● **What you should do**
Could you show all lines in the entries below that contain the string "icon"?

Data records for software interfaces:
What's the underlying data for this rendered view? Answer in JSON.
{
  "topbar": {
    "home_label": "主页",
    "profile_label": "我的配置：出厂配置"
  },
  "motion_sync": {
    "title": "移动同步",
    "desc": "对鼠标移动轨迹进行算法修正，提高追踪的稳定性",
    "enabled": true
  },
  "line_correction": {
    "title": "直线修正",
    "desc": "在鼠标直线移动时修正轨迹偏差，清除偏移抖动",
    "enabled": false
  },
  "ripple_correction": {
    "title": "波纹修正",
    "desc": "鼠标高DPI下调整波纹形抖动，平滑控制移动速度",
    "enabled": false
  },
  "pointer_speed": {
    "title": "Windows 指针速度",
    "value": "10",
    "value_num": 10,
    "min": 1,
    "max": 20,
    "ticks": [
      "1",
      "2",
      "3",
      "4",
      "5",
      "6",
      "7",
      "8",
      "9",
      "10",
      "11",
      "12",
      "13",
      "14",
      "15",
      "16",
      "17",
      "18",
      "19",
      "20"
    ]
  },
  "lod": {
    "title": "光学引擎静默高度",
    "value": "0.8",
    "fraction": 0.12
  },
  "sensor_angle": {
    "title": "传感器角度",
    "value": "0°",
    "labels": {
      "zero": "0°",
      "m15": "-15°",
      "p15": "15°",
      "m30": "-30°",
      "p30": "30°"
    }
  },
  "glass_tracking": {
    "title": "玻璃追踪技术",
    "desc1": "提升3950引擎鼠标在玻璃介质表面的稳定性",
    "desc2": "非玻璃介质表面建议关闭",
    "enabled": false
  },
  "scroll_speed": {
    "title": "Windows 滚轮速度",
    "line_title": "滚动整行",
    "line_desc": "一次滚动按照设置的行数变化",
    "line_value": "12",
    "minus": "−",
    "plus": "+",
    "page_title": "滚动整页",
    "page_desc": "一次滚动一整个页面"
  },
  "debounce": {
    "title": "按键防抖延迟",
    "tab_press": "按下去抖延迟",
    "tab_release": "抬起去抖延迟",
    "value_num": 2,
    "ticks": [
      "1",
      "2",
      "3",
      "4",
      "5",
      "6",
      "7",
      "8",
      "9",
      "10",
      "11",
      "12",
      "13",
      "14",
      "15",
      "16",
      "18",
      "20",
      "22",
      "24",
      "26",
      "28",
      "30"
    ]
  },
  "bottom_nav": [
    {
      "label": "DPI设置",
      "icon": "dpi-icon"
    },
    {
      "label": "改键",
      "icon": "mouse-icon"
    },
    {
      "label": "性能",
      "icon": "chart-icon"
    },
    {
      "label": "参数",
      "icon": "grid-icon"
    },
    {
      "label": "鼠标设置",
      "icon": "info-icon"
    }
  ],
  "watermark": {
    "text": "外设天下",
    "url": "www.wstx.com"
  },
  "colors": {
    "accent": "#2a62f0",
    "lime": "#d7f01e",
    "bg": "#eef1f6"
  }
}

● **Response box**
      "icon": "dpi-icon"
      "icon": "mouse-icon"
      "icon": "chart-icon"
      "icon": "grid-icon"
      "icon": "info-icon"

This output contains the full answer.